Finally, the film is less realistic than LOTR.  Perhaps this was intentional, but it leads to more potential criticisms of an overly fantastical nature and being like a video game.  The two main examples occur during the fight scenes to escape from the Goblin Kingdom.  Firstly, and this is also a criticism I have of LOTR, the Dwarves must be astonishingly accomplished fighters to take on the entire Goblin army and escape unscathed.  Their invincibility continues as they plummet into the depths of the mines, bouncing from the walls, and again land unscathed.  Are we to assume that dwarves in fact contain several layers of blubber?  There are various other fantasy elements which feel out of place, such as the fight between the giants, which although not unrealistic in themselves – clearly, as this is a fantasy film – the lack of explanation leaves me wondering how it is possible.  Though there are no limits to the imagination in fantasy worlds, they must have rules and explanations, otherwise the story has no boundaries and feels unconvincing.  This is something Tolkein usually achieved to great success within his work, causing this to jar even more.  And most confusingly, why couldn’t the eagles fly them all the way to Erebor rather than planting them in front of a deep, dangerous forest?

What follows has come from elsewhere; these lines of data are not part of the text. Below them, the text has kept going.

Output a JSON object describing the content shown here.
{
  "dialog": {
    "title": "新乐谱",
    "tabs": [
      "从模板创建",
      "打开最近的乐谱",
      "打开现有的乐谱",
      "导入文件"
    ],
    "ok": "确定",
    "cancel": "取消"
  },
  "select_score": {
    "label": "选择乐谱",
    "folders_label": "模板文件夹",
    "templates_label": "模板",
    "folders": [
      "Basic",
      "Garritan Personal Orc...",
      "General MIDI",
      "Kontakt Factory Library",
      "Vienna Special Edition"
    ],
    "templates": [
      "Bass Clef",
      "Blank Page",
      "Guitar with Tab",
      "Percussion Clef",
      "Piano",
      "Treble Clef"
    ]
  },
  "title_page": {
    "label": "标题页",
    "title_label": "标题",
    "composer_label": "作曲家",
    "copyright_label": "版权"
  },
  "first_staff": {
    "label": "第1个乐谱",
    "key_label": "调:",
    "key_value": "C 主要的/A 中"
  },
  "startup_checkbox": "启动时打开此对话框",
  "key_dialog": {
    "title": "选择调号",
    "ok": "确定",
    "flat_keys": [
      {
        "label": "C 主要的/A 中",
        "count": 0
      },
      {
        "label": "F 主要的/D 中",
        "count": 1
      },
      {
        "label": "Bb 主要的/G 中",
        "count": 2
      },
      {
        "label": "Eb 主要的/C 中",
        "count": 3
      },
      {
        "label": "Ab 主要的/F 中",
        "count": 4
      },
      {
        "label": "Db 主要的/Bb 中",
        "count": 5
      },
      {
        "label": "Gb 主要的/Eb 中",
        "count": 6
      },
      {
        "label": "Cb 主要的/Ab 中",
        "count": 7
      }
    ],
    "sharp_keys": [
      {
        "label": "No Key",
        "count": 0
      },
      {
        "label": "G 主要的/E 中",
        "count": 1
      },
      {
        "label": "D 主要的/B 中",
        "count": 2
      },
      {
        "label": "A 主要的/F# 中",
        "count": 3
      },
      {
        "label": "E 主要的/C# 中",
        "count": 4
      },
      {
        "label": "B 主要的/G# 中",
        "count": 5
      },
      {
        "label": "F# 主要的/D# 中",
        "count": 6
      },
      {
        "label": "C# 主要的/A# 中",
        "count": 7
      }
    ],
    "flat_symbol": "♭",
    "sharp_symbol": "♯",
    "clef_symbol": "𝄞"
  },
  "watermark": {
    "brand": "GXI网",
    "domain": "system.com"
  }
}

I’ve heaped much criticism onto The Hobbit, but I do need to reiterate that I heavily enjoyed the film.  It was never going to live up to the legacy of LOTR, and that aside it didn’t, in my opinion, quite reach its potential.  Despite that, it’s still an excellent film that will long be remembered, if doomed to be eternally shadowed by its older sibling – much like the book itself.

Final rating: 8/10